After a promise by the Maharashtra chief minister to hold a meeting to hear the drivers’ demands, the strike was suspended Nov. 19. The drivers did organize a rally in Mumbai that day, but prior to the action police arrested protest leaders, reported the Hindustan Times.
The action had relaunched what the union of Ola-Uber drivers — Maharashtra Rajya Rashtriva Kamgar Sangh — said was the second round of an ongoing strike. On Oct. 22, some 20,000 drivers in Mumbai, as well as more in New Delhi and other cities, had begun their strike, the Indian Express reported.
It lasted 13 days until company officials and Maharashtra Transport Minister Diwakar Raote promised to discuss and resolve these issues with union officials. Two weeks later, after nothing was settled, drivers walked out again.

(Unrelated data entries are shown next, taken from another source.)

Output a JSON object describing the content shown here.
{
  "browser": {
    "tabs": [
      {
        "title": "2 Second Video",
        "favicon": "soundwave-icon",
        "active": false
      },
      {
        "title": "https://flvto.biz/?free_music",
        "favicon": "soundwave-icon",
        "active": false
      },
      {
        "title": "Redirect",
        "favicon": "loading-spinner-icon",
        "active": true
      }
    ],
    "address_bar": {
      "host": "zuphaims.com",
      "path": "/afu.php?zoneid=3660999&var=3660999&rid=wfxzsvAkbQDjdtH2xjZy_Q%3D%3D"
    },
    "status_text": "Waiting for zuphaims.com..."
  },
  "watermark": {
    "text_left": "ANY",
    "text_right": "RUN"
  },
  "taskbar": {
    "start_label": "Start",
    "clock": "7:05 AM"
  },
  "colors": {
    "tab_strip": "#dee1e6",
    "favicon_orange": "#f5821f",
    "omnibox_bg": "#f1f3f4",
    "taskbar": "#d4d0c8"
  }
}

The companies “have reduced fares when they should be paying a higher rate,” Sunil Borkar, secretary at Mumbai taxi drivers’ union told Reuters. Fuel prices in India have risen more than 20 percent since the beginning of this year, as drivers’ incomes plummeted. Some say they have to work up to 16 hours a day to try and make ends meet.
Union drivers of auto-rickshaw and tourist permit cabs conducted a one-day strike in New Delhi Oct 22. The taxi unions also organized a protest in front of Parliament that day with Ola and Uber drivers joining in.
Uber and other e-hail car services attract drivers by offering high incentives, encouraging them to take out loans to buy cars in hopes they can make good money. But in their drive for profits, the bosses then cut fares and cut back on payments to drivers more, squeezing them as they face rising debts.